This Quirky And Heartfelt Film Aims To Shatter Misconceptions About Bisexual Men

A bisexual man finds comfort ― and a bit more than he bargained for ― via an online hookup in a quirky and colorful short film.

HuffPost caught a sneak peek at “Flex,” debuting online next week as part of the 10th annual Frameline Voices programhosted by San Francisco’s Frameline Film Festival. Directed by Matt Porter, the film follows Charles (played by actor Charles Gould), a Los Angeles man who is feeling down after an unexpected breakup with his girlfriend (Brianna Baker) before she moves abroad. Before long, Charles finds himself eager to embrace the larger canvas of his sexuality ― which, in his case, includes his interest in men.

In the clip below, Charles is introduced to Alex (Charles Rogers), with whom he’s been chatting on a dating app. Whether Charles and Alex find lasting romance remains to be seen, but things are off to an awkward start.

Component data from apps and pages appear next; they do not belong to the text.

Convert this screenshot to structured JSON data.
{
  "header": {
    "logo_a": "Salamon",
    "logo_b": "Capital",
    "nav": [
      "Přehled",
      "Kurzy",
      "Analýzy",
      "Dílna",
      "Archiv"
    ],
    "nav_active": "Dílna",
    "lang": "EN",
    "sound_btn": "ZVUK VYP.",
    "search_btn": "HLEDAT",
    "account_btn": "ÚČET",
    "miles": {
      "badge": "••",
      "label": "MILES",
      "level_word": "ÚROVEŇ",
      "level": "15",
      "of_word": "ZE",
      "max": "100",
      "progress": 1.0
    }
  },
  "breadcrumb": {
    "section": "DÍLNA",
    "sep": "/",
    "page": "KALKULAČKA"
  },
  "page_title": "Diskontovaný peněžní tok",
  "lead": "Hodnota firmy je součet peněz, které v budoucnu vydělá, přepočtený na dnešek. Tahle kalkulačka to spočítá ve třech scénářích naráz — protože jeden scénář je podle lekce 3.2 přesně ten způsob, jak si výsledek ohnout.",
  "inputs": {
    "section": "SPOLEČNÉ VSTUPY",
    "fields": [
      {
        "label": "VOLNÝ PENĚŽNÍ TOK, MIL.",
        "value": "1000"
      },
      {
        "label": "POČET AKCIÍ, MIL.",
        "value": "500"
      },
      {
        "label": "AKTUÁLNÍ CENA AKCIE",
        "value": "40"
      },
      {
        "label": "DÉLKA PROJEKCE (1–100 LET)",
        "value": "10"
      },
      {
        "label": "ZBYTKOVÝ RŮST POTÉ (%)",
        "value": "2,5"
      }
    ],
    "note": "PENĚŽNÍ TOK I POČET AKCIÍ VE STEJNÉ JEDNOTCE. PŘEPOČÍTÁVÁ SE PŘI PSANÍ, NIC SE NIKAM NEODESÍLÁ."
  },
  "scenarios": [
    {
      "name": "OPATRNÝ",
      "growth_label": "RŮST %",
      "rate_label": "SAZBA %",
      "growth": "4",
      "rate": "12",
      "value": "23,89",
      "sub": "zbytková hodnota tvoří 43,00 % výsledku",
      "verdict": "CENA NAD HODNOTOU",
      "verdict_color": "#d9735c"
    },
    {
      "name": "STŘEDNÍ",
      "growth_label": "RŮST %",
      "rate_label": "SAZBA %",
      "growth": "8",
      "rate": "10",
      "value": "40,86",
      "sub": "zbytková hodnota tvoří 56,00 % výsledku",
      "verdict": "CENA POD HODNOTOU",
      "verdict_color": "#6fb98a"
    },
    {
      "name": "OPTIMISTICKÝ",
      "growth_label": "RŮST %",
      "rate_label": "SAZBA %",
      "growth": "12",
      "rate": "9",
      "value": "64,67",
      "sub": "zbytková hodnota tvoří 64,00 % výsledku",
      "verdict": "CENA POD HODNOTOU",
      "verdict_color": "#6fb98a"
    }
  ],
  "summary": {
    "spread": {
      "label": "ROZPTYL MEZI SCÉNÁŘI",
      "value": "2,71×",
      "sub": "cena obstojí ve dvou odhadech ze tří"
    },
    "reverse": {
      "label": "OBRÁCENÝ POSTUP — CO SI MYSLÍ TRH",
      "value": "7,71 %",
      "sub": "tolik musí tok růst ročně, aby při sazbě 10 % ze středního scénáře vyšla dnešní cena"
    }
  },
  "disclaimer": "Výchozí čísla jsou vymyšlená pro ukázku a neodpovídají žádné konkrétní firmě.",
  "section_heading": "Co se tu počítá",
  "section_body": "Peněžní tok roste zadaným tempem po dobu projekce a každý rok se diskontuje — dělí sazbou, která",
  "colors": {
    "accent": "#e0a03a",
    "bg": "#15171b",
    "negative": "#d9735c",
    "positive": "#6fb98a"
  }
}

Catch a sneak peek at “Flex” below.

Gould, whose acting credits include “The Big Sick” and the Netflix series “Bonding,” based the “Flex” screenplay on his own experiences as a bisexual man, having rarely seen himself reflected in pop culture.

“The first time I saw a bisexual man on TV was a vampire on ‘True Blood,’ which, needless to say, didn’t reflect my experience,” he told HuffPost in an interview. “As a kid, I was attracted to men and women, and I didn’t really know what to make of that.”

“I just thought I was weird because I was turned on by Britney [Spears] and the astronaut in the ‘Oops!… I Did It Again’ video,” he continued. “It wasn’t until I got older and started having sex that I began to understand that there was such a thing as a bisexual person and that there are a lot of other bi people in the world.”

“Flex” is viewable in full here. It will be featured April 14 as one of seven short films included in the Frameline Voices programpresented via a grant from the National Endowment of the Arts. Gould is hopeful that the story of Charles and Alex doesn’t end there, as he and Elliot Page are writing and developing a television series based on the film.

“[I’m a] person who’s had their identity questioned their whole life,” he explained. “I would love to explore the bisexuality of Hollywood in the 1930s, ’40s and ’50s. I think there is an excellent movie about a bisexual actor today finding his footing and identity as we flash back to a bisexual actor doing the same in the 1940s.”